Safeguarding BAME employees when returning to work

Research shows ethnic minorities are being disproportionately affected by Covid-19. Rebecca Hayes explains how employers can make sure they protect workers going back to the office

People of black, Asian and minority ethnic (BAME) origin are at a significantly higher risk of catching and dying from Covid-19 than other ethnic groups, with individuals of Bangladeshi ethnicity having twice the mortality rate as their white British counterparts, according to a report by Public Health England. What implications do these findings have for employers and what additional considerations should they have in relation to their BAME employees? 

All employers are legally obliged to ensure the health and safety of its workforce. Government guidance remains that where it is possible, employees should work from home. However, what has become clear is that often a higher proportion of BAME employees work in sectors such as retail, public transport and healthcare where working from home is not an option.

Are there currently specific obligations placed on employers in respect of their BAME employees?

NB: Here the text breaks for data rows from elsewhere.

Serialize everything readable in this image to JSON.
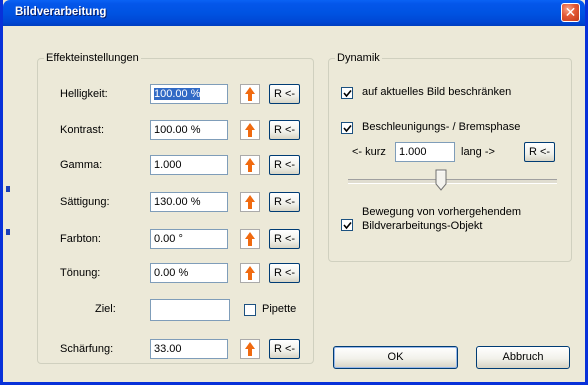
{
  "window": {
    "title": "Bildverarbeitung"
  },
  "effects": {
    "legend": "Effekteinstellungen",
    "rows": [
      {
        "label": "Helligkeit:",
        "value": "100.00 %",
        "reset": "R <-"
      },
      {
        "label": "Kontrast:",
        "value": "100.00 %",
        "reset": "R <-"
      },
      {
        "label": "Gamma:",
        "value": "1.000",
        "reset": "R <-"
      },
      {
        "label": "Sättigung:",
        "value": "130.00 %",
        "reset": "R <-"
      },
      {
        "label": "Farbton:",
        "value": "0.00 °",
        "reset": "R <-"
      },
      {
        "label": "Tönung:",
        "value": "0.00 %",
        "reset": "R <-"
      }
    ],
    "target_label": "Ziel:",
    "pipette_label": "Pipette",
    "pipette_checked": false,
    "sharpen": {
      "label": "Schärfung:",
      "value": "33.00",
      "reset": "R <-"
    }
  },
  "dynamics": {
    "legend": "Dynamik",
    "limit_label": "auf aktuelles Bild beschränken",
    "limit_checked": true,
    "accel_label": "Beschleunigungs- / Bremsphase",
    "accel_checked": true,
    "short_label": "<- kurz",
    "phase_value": "1.000",
    "long_label": "lang ->",
    "reset": "R <-",
    "slider_position": 0.44,
    "motion_label_line1": "Bewegung von vorhergehendem",
    "motion_label_line2": "Bildverarbeitungs-Objekt",
    "motion_checked": true
  },
  "buttons": {
    "ok": "OK",
    "cancel": "Abbruch"
  },
  "colors": {
    "arrow": "#f06a10",
    "title_bar": "#0053e2",
    "selection": "#316ac5"
  }
}
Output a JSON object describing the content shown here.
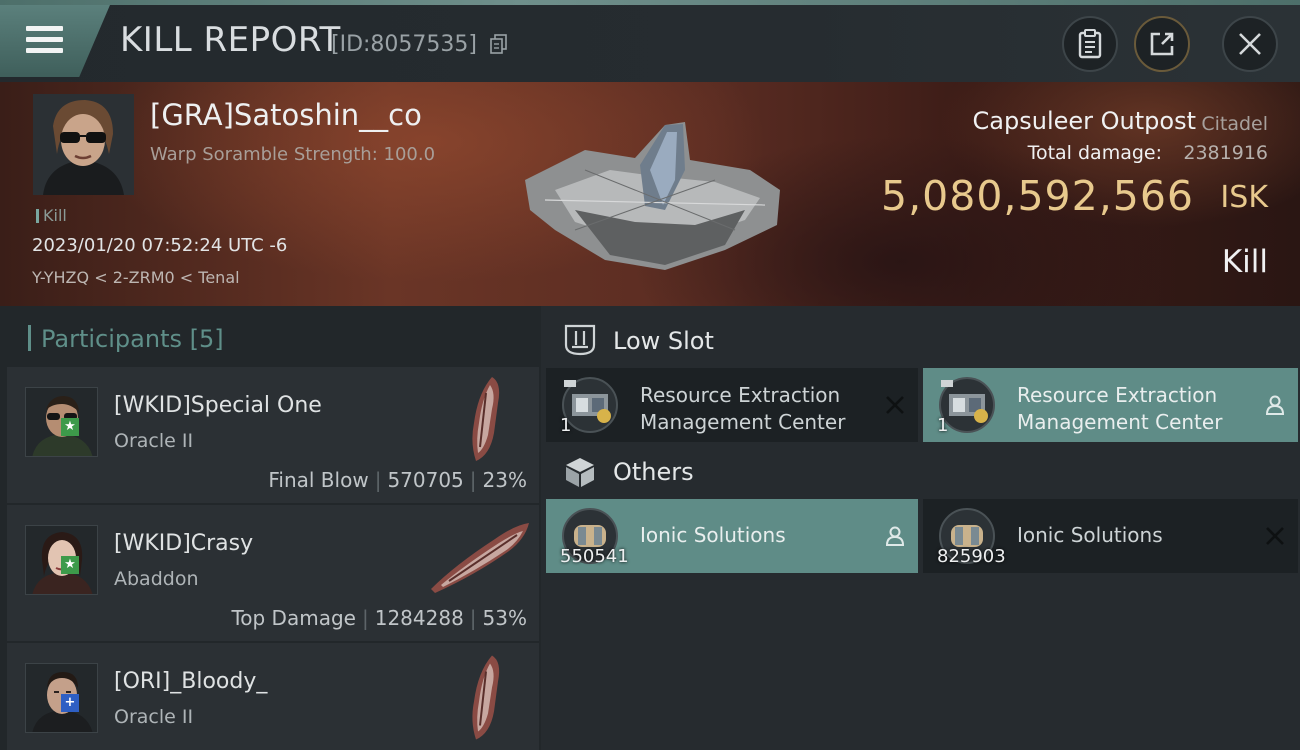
{
  "header": {
    "title": "KILL REPORT",
    "report_id": "[ID:8057535]"
  },
  "victim": {
    "name": "[GRA]Satoshin__co",
    "warp_scramble": "Warp Soramble Strength: 100.0",
    "kill_tag": "Kill",
    "datetime": "2023/01/20 07:52:24 UTC -6",
    "location": "Y-YHZQ < 2-ZRM0 < Tenal"
  },
  "target": {
    "name": "Capsuleer Outpost",
    "class": "Citadel",
    "damage_label": "Total damage:",
    "damage_value": "2381916",
    "isk_value": "5,080,592,566",
    "isk_unit": "ISK",
    "result": "Kill"
  },
  "participants": {
    "label": "Participants [5]",
    "items": [
      {
        "name": "[WKID]Special One",
        "ship": "Oracle II",
        "role": "Final Blow",
        "damage": "570705",
        "percent": "23%",
        "badge": "★"
      },
      {
        "name": "[WKID]Crasy",
        "ship": "Abaddon",
        "role": "Top Damage",
        "damage": "1284288",
        "percent": "53%",
        "badge": "★"
      },
      {
        "name": "[ORI]_Bloody_",
        "ship": "Oracle II",
        "role": "",
        "damage": "",
        "percent": "",
        "badge": "+"
      }
    ]
  },
  "fitting": {
    "low_slot": {
      "label": "Low Slot",
      "modules": [
        {
          "name_line1": "Resource Extraction",
          "name_line2": "Management Center",
          "qty": "1",
          "status": "destroyed"
        },
        {
          "name_line1": "Resource Extraction",
          "name_line2": "Management Center",
          "qty": "1",
          "status": "dropped"
        }
      ]
    },
    "others": {
      "label": "Others",
      "items": [
        {
          "name": "Ionic Solutions",
          "qty": "550541",
          "status": "dropped"
        },
        {
          "name": "Ionic Solutions",
          "qty": "825903",
          "status": "destroyed"
        }
      ]
    }
  },
  "colors": {
    "accent_teal": "#5f8c87",
    "isk_gold": "#e8c98d",
    "star_badge": "#3d9a4a",
    "plus_badge": "#2e5fc4"
  }
}
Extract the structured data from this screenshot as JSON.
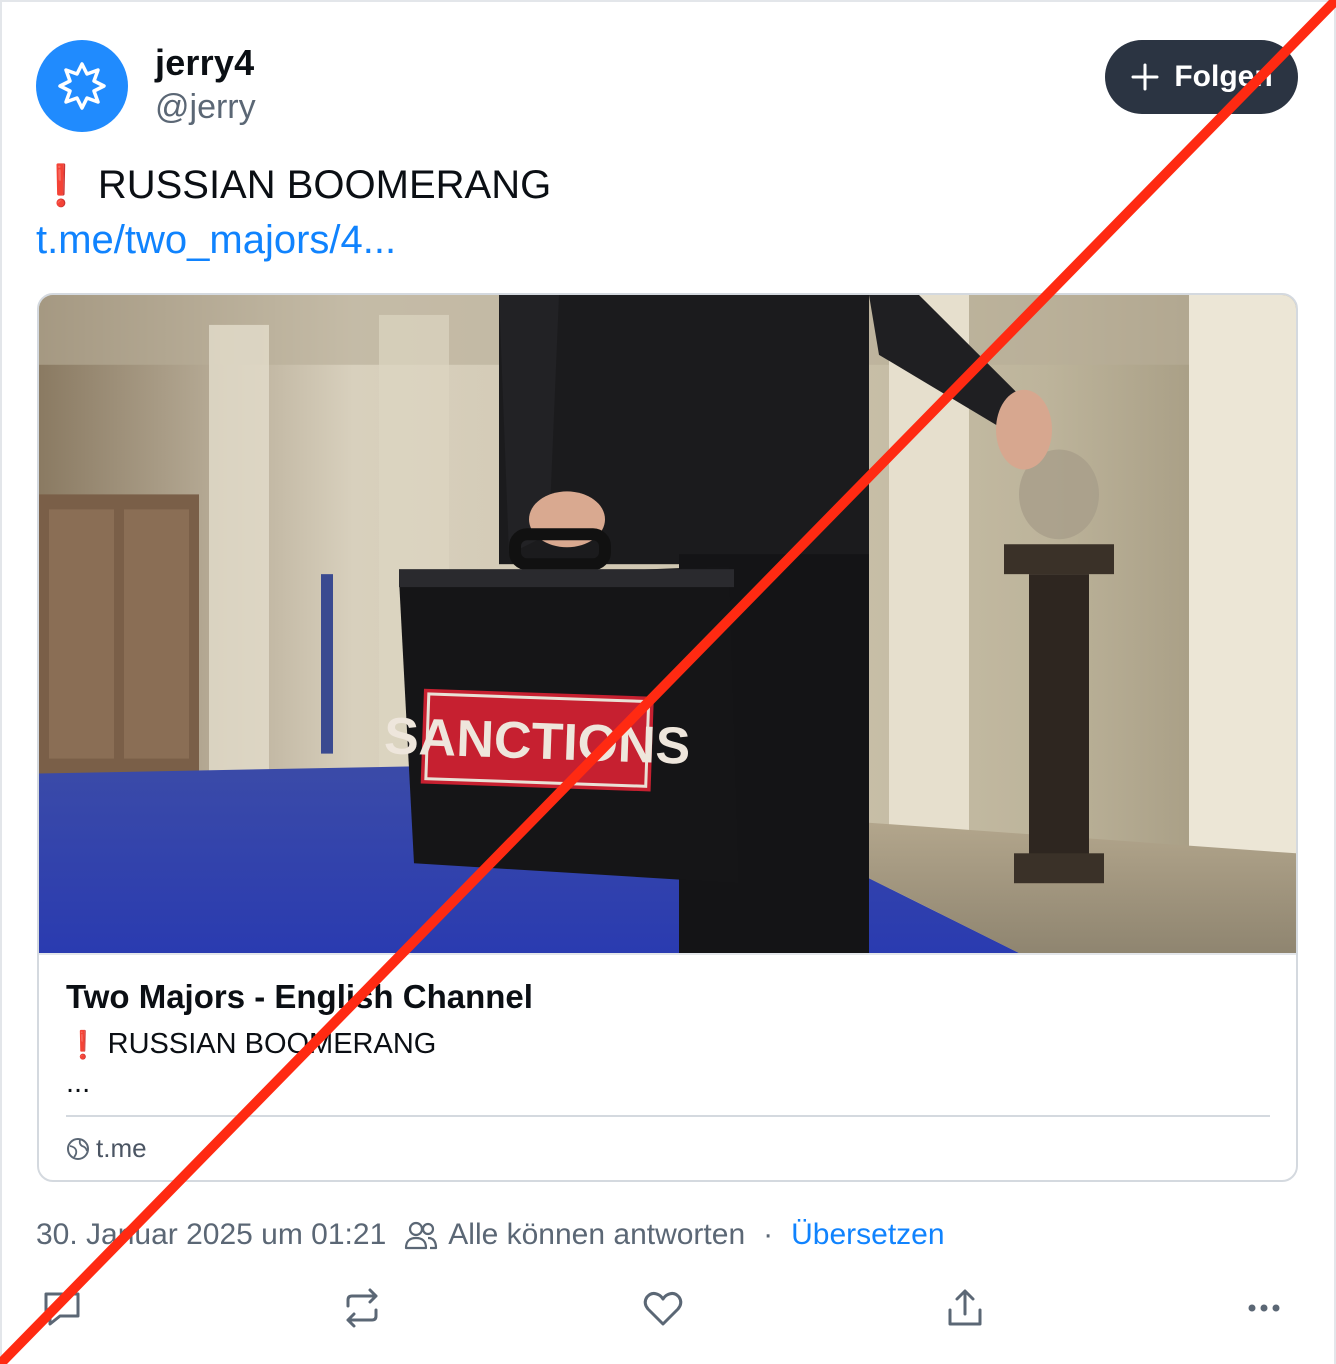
{
  "author": {
    "display_name": "jerry4",
    "handle": "@jerry",
    "avatar_icon": "starburst-icon",
    "avatar_color": "#208bfe"
  },
  "follow_button": {
    "label": "Folgen",
    "icon": "plus-icon"
  },
  "post": {
    "emoji": "❗",
    "text": "RUSSIAN BOOMERANG",
    "link_text": "t.me/two_majors/4..."
  },
  "link_card": {
    "image_text": "SANCTIONS",
    "title": "Two Majors - English Channel",
    "emoji": "❗",
    "description": "RUSSIAN BOOMERANG",
    "description_more": "...",
    "domain": "t.me",
    "domain_icon": "globe-icon"
  },
  "meta": {
    "timestamp": "30. Januar 2025 um 01:21",
    "reply_setting": "Alle können antworten",
    "separator": "·",
    "translate": "Übersetzen"
  },
  "actions": [
    "reply-icon",
    "repost-icon",
    "like-icon",
    "share-icon",
    "more-icon"
  ],
  "colors": {
    "accent": "#1083fe",
    "follow_button_bg": "#2b3442",
    "overlay_cross": "#ff2a12"
  }
}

Despite the Public Health England report, it remains the case that BAME employees of themselves are not listed as being either ‘clinically extremely vulnerable’ or ‘clinically vulnerable’. 

This is not to say that employers should not consider how they can protect the health and safety of their BAME employees, however. 

Tips for employers

  • Perhaps the most fundamental and obvious action is to consult with their BAME employees about their health and safety concerns. 
  • Where an organisation has a BAME network, engaging with that network will assist an employer to understand the concerns facing BAME employees in their organisation and for BAME employees to feel that their voice is being heard. Engaging with BAME networks and where appropriate, trade unions, will assist not least from an employee relations perspective, but may also help to minimise any potential future claims. 
  • As part of this consultation process BAME employees may notify their employers of their general fears about their safety in the workplace or whether they have an underlying health condition which raises their risk profile and should be taken into account by an employer. 
  • Employers should ensure that all staff are aware of any support and counselling services that the employer has to offer to promote wellbeing and address any mental health concerns. 
  • What is clear is that employers must carry out a Covid-19 health and safety risk assessment in respect of its whole workforce. Arguably where there is a large number of BAME employees, employers should consider whether the risk assessment should take into account relevant risk factors which affect BAME employees. 
  • If there is an identified risk in the risk assessment in respect of certain or all of its BAME employees, if such employees are already on furlough leave, employers could consider whether it is feasible to keep them on furlough and consider topping up to full pay to prevent any potential indirect race discrimination claims.

Can an employer force its BAME employees to work and what are the legal risks? 

Clear communication with BAME employees or a BAME network and documented decision-making will help to minimise the risk of legal claims. 

Where an employee reasonably believes that there is a serious danger to their health, that employee may leave the workplace or take appropriate steps to protect themselves whilst they are at work – and they are protected from suffering a detriment or from dismissal in doing so. If an employer attempts to force the employee to work and then dismisses the employee if they do not comply, such a dismissal may be automatically unfair under the health and safety protections contained in the Employment Rights Act 1996. 

Given Public Health England’s report it is likely that BAME employees will be able to show that any requirement to attend work is indirectly discriminatory against them on the grounds of their race in breach of the Equality Act 2010 because it puts them at a particular disadvantage compared to white employees. This is unless employers can show that they did take steps to protect their BAME employees or that the requirement was otherwise a proportionate means of achieving a legitimate business aim. Employers who are committed to diversity and inclusion will not want to see headlines linking their organisation to a discrimination claim. 

Rebecca Hayes is senior associate at CMS